9 Replies Latest reply on Jan 28, 2013 4:57 PM by Rick McWilliams

# Assembly's center of bouyancy

I am working with high school students and the design of submersible ROVs. Each vehicle contains many components of varying volumes and densities. There are some components specifically designed for floatation while others are for ballast. My question is; can SolidWorks be used to locate the center of buoyancy and the amount of buoyant force in an assembly?

Before it is said, I know that I can use SolidWorks to find the volume of the individual enclosed parts and knowing their mass I can find individual buoyant forces. The sum of those forces should be the total buoyant force, but to find the center of buoyancy it now becomes quite a practice in vectors. I want to be able to have my students make many design iteration and always know whether the vehicle is balanced fore to aft and neutrally buoyant.
• ###### Assembly's center of bouyancy
Is this correct: center of buoyancy = center of mass when submerged for an object of uniform density?

You could do a Save-as --> Part in a way to save only outside surfaces, then fill in the interior. This would give you the center of displaced volume.
• ###### Assembly's center of bouyancy

SolidWork does not posses this capability.
• ###### Assembly's center of bouyancy
Roland, thanks but I don't think that works.
Eddie, I am afraid that this is the correct answer. As much as i don't want to hear it.

Thanks for the quick replys guys!!!
• ###### Assembly's center of bouyancy
Dug up one of my old naval science textbooks...
Center of buoyancy IS center of mass of displaced water.

turn assembly into part (Save as --> Part)
fill all voids until everything is solid
set density to same as water (1g/cc for fresh water)
get CG of filled part, this will be center of buoyancy when submerged
It really is that simple

actually, location of CG will be same regardless of density, but with density set to same as water you can get mass of displaced water, which you will need to calculate total buoyant force

You may continue to think it doesn't work. You can even say I am wrong.
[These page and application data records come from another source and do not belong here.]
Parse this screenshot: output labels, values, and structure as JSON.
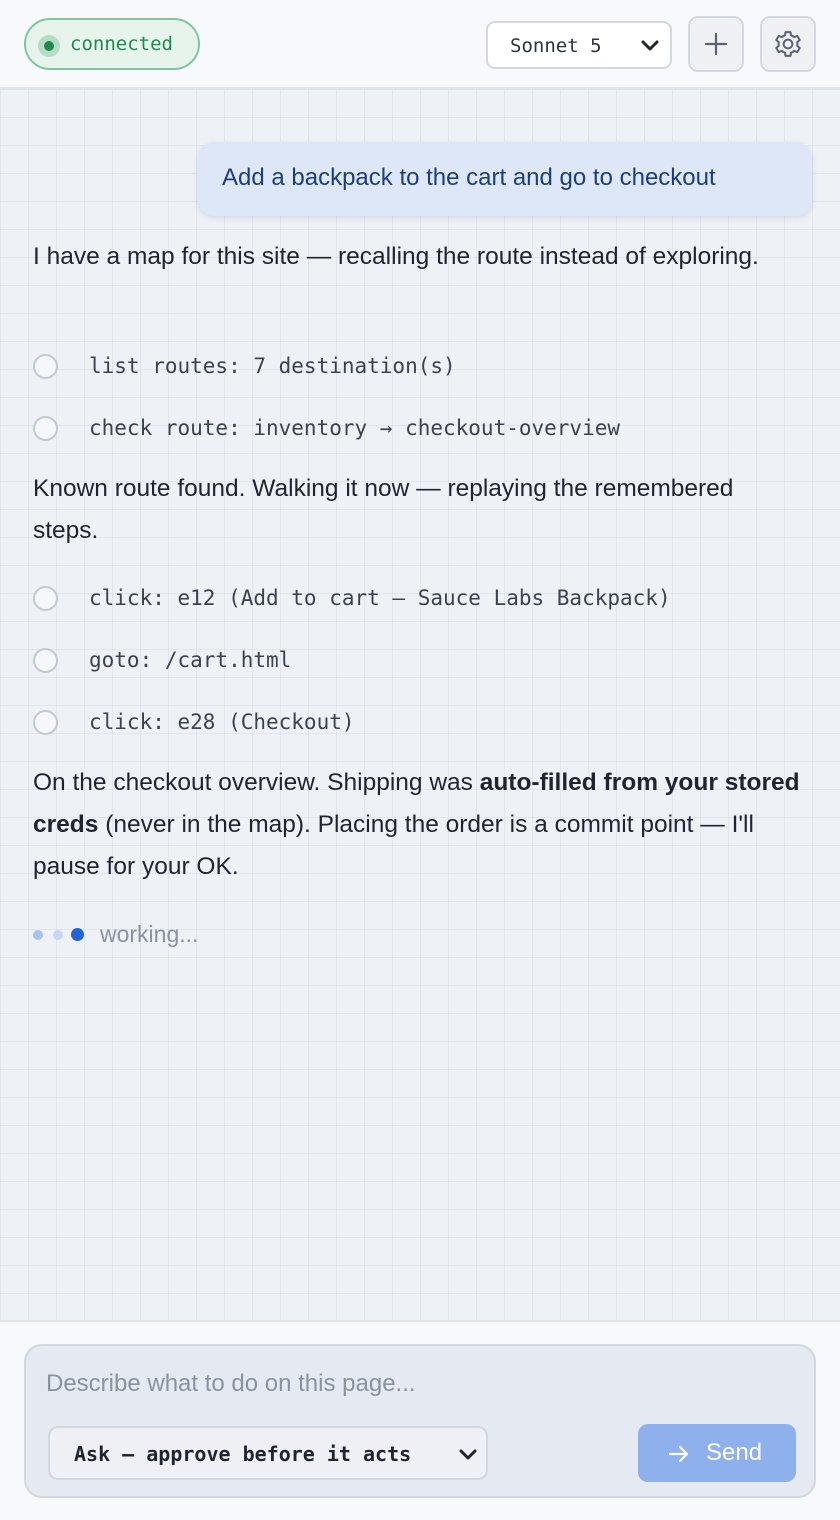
{
  "header": {
    "status": "connected",
    "model": "Sonnet 5",
    "new_chat_icon": "plus-icon",
    "settings_icon": "gear-icon"
  },
  "chat": {
    "user_message": "Add a backpack to the cart and go to checkout",
    "para1": "I have a map for this site — recalling the route instead of exploring.",
    "steps_group1": [
      "list routes: 7 destination(s)",
      "check route: inventory → checkout-overview"
    ],
    "para2": "Known route found. Walking it now — replaying the remembered steps.",
    "steps_group2": [
      "click: e12 (Add to cart — Sauce Labs Backpack)",
      "goto: /cart.html",
      "click: e28 (Checkout)"
    ],
    "para3": {
      "before": "On the checkout overview. Shipping was ",
      "bold": "auto-filled from your stored creds",
      "after": " (never in the map). Placing the order is a commit point — I'll pause for your OK."
    },
    "working": "working..."
  },
  "composer": {
    "placeholder": "Describe what to do on this page...",
    "mode": "Ask — approve before it acts",
    "send_label": "Send"
  },
  "colors": {
    "accent": "#2563d9",
    "connected": "#1f8a4c",
    "user_bubble": "#dde7f8",
    "send_button": "#8eb0ec"
  }
}
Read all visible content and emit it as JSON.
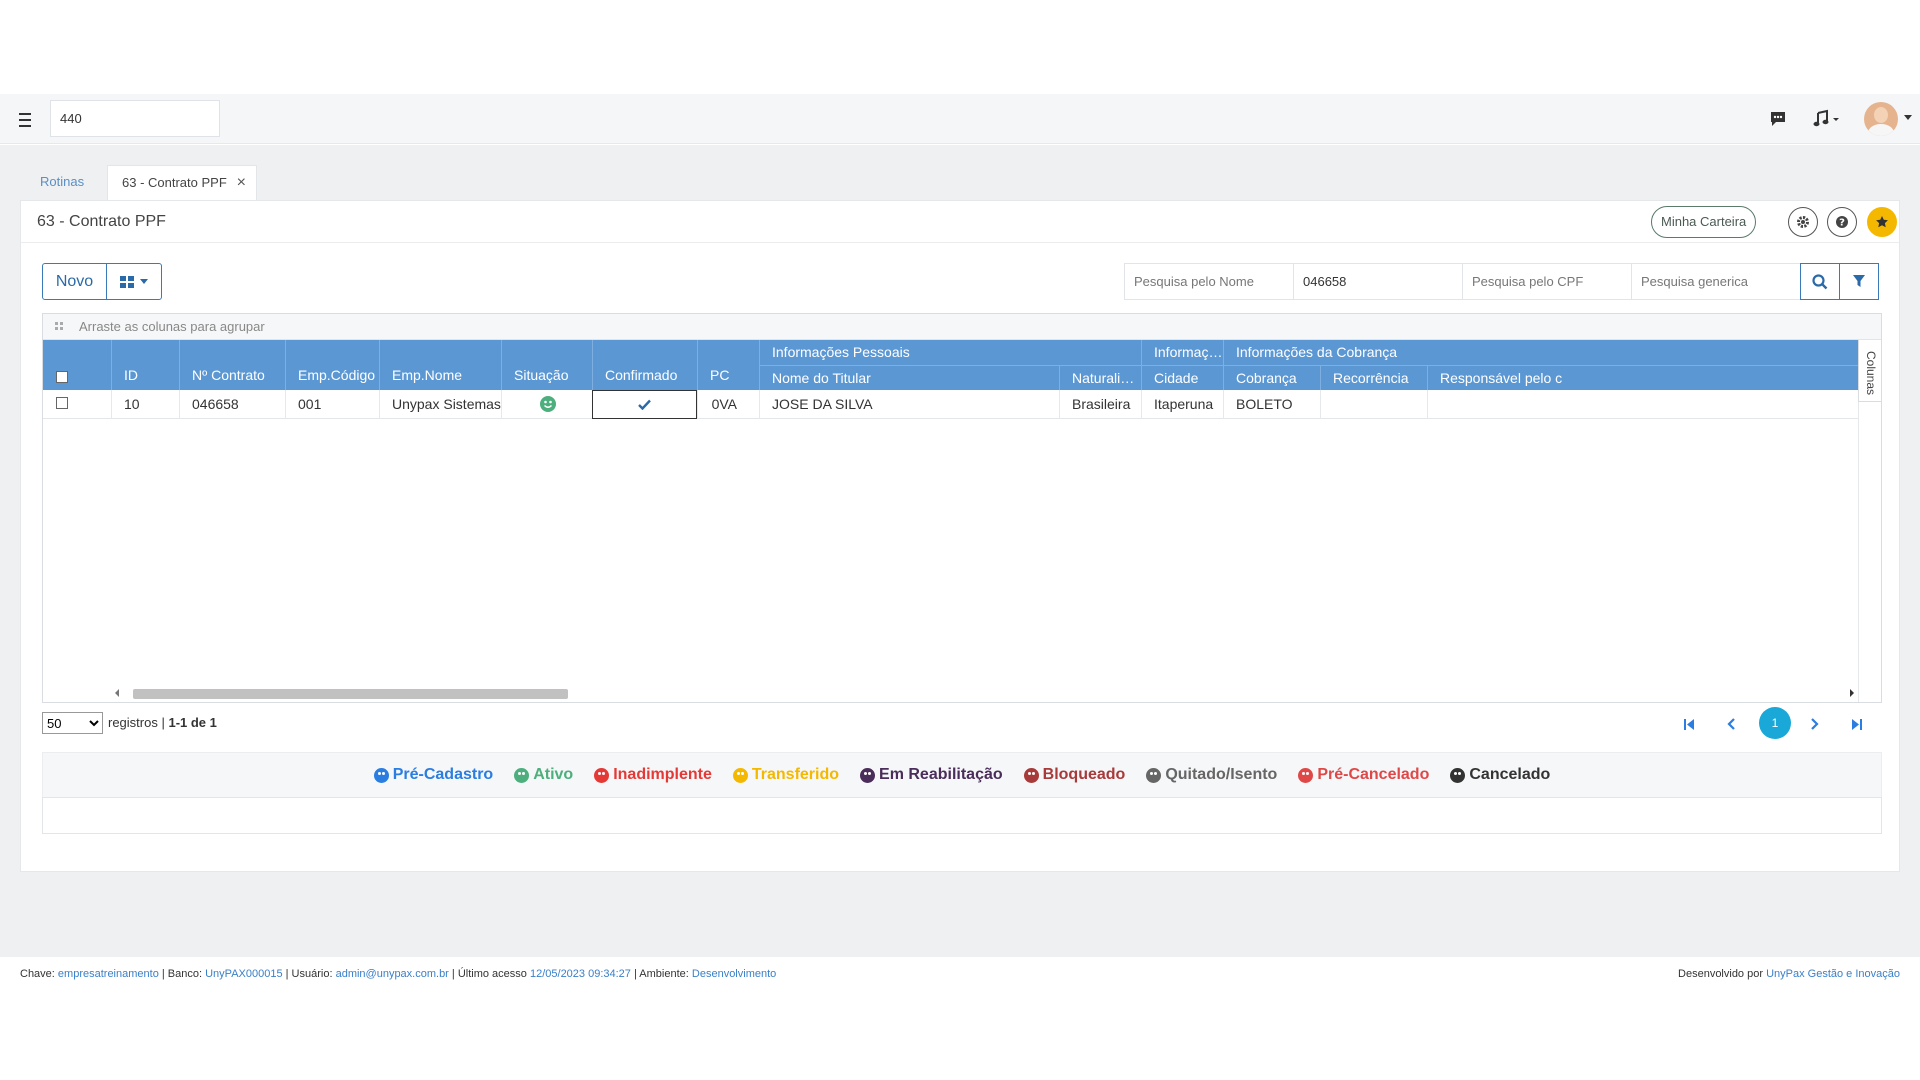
{
  "topbar": {
    "routine_value": "440",
    "icons": [
      "menu-icon",
      "chat-icon",
      "music-icon",
      "avatar"
    ]
  },
  "tabs": [
    {
      "label": "Rotinas"
    },
    {
      "label": "63 - Contrato PPF",
      "close": "×"
    }
  ],
  "panel": {
    "title": "63 - Contrato PPF",
    "minha_carteira": "Minha Carteira",
    "header_icons": [
      "gear-icon",
      "help-icon",
      "star-icon"
    ],
    "accent_color": "#f5b800"
  },
  "toolbar": {
    "novo": "Novo",
    "search_nome_placeholder": "Pesquisa pelo Nome",
    "search_contrato_value": "046658",
    "search_cpf_placeholder": "Pesquisa pelo CPF",
    "search_generica_placeholder": "Pesquisa generica"
  },
  "grid": {
    "group_hint": "Arraste as colunas para agrupar",
    "header_color": "#5b97d3",
    "bands": {
      "pessoais": "Informações Pessoais",
      "informac": "Informaç…",
      "cobranca": "Informações da Cobrança"
    },
    "columns": {
      "id": "ID",
      "contrato": "Nº Contrato",
      "emp_codigo": "Emp.Código",
      "emp_nome": "Emp.Nome",
      "situacao": "Situação",
      "confirmado": "Confirmado",
      "pc": "PC",
      "nome_titular": "Nome do Titular",
      "naturalidade": "Naturali…",
      "cidade": "Cidade",
      "cobranca": "Cobrança",
      "recorrencia": "Recorrência",
      "responsavel": "Responsável pelo c"
    },
    "colunas_tab": "Colunas",
    "rows": [
      {
        "id": "10",
        "contrato": "046658",
        "emp_codigo": "001",
        "emp_nome": "Unypax Sistemas",
        "situacao_icon": "smile-icon",
        "situacao_color": "#4caf7d",
        "confirmado_icon": "check-icon",
        "pc": "0VA",
        "nome_titular": "JOSE DA SILVA",
        "naturalidade": "Brasileira",
        "cidade": "Itaperuna",
        "cobranca": "BOLETO",
        "recorrencia": "",
        "responsavel": ""
      }
    ]
  },
  "pager": {
    "page_size": "50",
    "registros": "registros",
    "range": "1-1 de 1",
    "current_page": "1",
    "current_color": "#19a8d8"
  },
  "legend": [
    {
      "label": "Pré-Cadastro",
      "color": "#2a7de1"
    },
    {
      "label": "Ativo",
      "color": "#4caf7d"
    },
    {
      "label": "Inadimplente",
      "color": "#e53935"
    },
    {
      "label": "Transferido",
      "color": "#f5b800"
    },
    {
      "label": "Em Reabilitação",
      "color": "#4a2d5a"
    },
    {
      "label": "Bloqueado",
      "color": "#a83a3a"
    },
    {
      "label": "Quitado/Isento",
      "color": "#666666"
    },
    {
      "label": "Pré-Cancelado",
      "color": "#e04848"
    },
    {
      "label": "Cancelado",
      "color": "#333333"
    }
  ],
  "footer": {
    "chave_label": "Chave:",
    "chave": "empresatreinamento",
    "banco_label": "| Banco:",
    "banco": "UnyPAX000015",
    "usuario_label": "| Usuário:",
    "usuario": "admin@unypax.com.br",
    "acesso_label": "| Último acesso",
    "acesso": "12/05/2023 09:34:27",
    "ambiente_label": "| Ambiente:",
    "ambiente": "Desenvolvimento",
    "dev_label": "Desenvolvido por",
    "dev": "UnyPax Gestão e Inovação"
  }
}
You can't say Dutton's is wrong.
• ###### Assembly's center of bouyancy

As was stated before, buoyant force is equal to the weight of the displaced water, centered at the CG of the displaced volume of water. There is no need to add all the vectors of the individual components.

Keep in mind that the center of buoyancy is usually not the same as the center of mass, especially if there are hollow components. Thus, an untethered submerged object at rest will be stable when the center of mass "hangs" below the center of buoyancy.

When the center of mass is not in vertical alignment with the center of buoyancy, the object will experience a righting moment proportional to the cross-product of the difference between buoyant force and weight and the distance between the two centers.

Take a submerged object held in a random orientation. If the center of mass is not aligned with the center of buoyancy, the object will experience a righting moment. An equal and opposite counter-moment will be required to hold the object in that orientation.

The stability of a floating object also depends greatly on this righting moment. A boat will not capsize as long as the center of mass stays below a point where the righting moment does not get reversed, which would result in the boad being flipped in the opposite direction.

Plenty of additional info available on Wikipedia. Most of it looks kosher.
• ###### Re: Assembly's center of bouyancy

Old thread I know, but I wrote a macro recently that does just this. It will create a 3D sketch point at the Center of Gravity and the calculated Center of Buoyancy. I will upload here in the hopes it will help someone as I've seen this question asked a few times.

Cheers,

Chris

• ###### Re: Assembly's center of bouyancy

I look forward to trying your macro.  I have done bouyancy and righting moment calculations manually by slicing at the water plane.